IT management is so averse to disagreeable surprises that it has adopted effective, if sometimes low-tech, ways of avoiding them. Every change to an existing computerized application, every implementation of a new application, depends on the programmers getting every line of code and every testing scenario correct. However, IT management cannot guarantee the success of any new application, or even any change to an existing production application, because programming is experimental. So changes can have profoundly negative consequences that are visible to the corporate office, yet the changes must be made, and new programmed applications must be implemented.
One very practical way some IT management avoids disagreeable programming surprises (and the inevitable corporate management reaction) is by refusing to allow programming changes to be implemented in production during the week of the monthly financial closing (or for two weeks before the end of a fiscal quarter). Part of the reason for this low-tech but effective solution is that many years of production have shown that there is simply little time for solid recovery procedures that redeem major problems in month-end closings, which are typically processed on weekends. The IT management on call to cover the weekend monthly closings typically cannot find and correct the programming problems themselves , and the savvy programmer is surf fishing , sans beeper .

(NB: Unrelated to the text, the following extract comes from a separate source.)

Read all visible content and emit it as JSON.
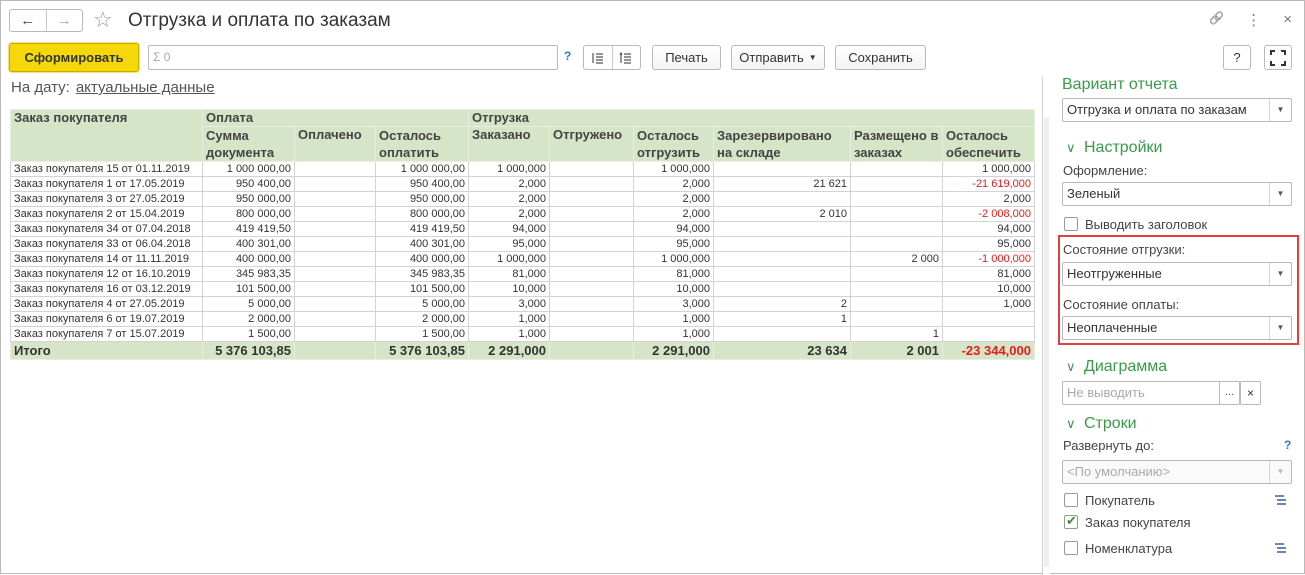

Understanding how unwelcome surprises are to management should make you careful not to hide your dawning knowledge that your work is going to take longer than you had expectedor any other problems your manager deserves to know about.